He had recalled with pleasure and wonder his family’s first radio — all of them sitting around the table wearing earphones, with the contraption of open tubes and wires sitting in a place of honor in the centre of the table while they heard a symphony on radio for the very first time. It was a thrilling event he never forgot. He told me about the time their gas lights were changed to electric and when his mother no longer had to go out into the hallway of their apartment building to get water because new plumbing was installed right in each and every suite. He thought it all miraculous.
An 1895 automobile

An 1895 automobile

He also remembered the excitement of receiving wires, seeing his first automobile, the introduction of the telephone, then later television, microwave ovens, electric typewriters, and his first computer and printer. He did not dwell on the fact he had had to flee for his life from his beloved Vienna and then, serving in the U.S. Military, had witnessed the liberation of a Nazi death camp. He felt he had had a fascinating, interesting time of it.
My lady friend who last week talked about all the wonderful changes she has seen has been even more fortunate. She spent her whole life in Canada. And, yes, the advancements we’ve experienced are great in many ways, but sometimes I wonder…..
I am old enough to remember learning to type on a manual typewriter and how difficult it was to deal with my first electric one. Those keys typed letters at the
I learned to type on a manual typewriter

I learned to type on a manual typewriter

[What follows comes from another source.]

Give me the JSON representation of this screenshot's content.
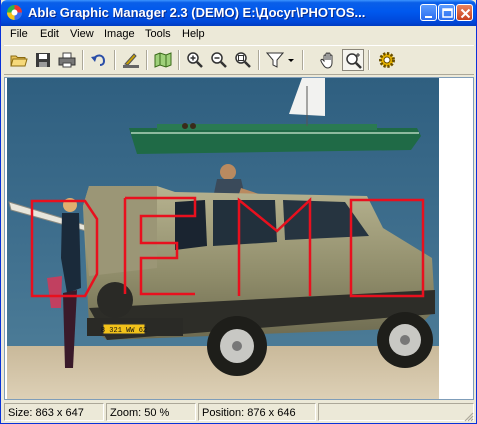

slightest touch, and it was frustrating. If I found that intimidating, you can imagine how intimidated I can be by the complexity of modern computers.
I also remember when we called any business and a real, live person answered the phone. Now, a machine tells us our call is important and the wait will be 15 to 30 minutes. Or, we must push this button and that while the minutes tick by and we desperately concentrate on following the recorded directions correctly because just one blunder — and we’re out of the loop with no possible way back. And, since these electronic telephone systems aren’t always perfect, we can do all the right things and still end up with a dial tone. No wonder we grind our teeth!
Just where oh where have all the people gone? And if our calls ARE important to them, why don’t they employ enough people to handle them? Perhaps we’ve made a Faustian pact with the devil where modern technology is concerned. Even flesh-and-blood humans are beginning to behave more like humanoids than people. We bank at machines, our bills are paid automatically and too often we have little human contact in our everyday lives. I miss that, don’t you?
Will our grandchildren who nuke potatoes in a microwave ever know how great a real baked potato tastes? Is that important? Will future generations who grow up texting each other and using cell phones have any idea how to have a real conversation? Will the youngsters who are no longer taught how to write at school know how to sign their names? Does any of this matter to anyone besides me?
True, my own relationship with modern technology is tenuous. My computer and I have an agreement — I try not to goof too often and it tries not to scare me too much. I know how to turn on my microwave, but have no idea how to decrease the power, so everything gets heated on high. Still, we manage to live together in peace.
And, all those unnecessary clocks that are pre-installed on microwaves, CD players, and most other electronic gizmos in my home remain unset, so don’t bother looking at them for the correct time. I don’t know how to set them and nor do I care.
There is just so much I can handle.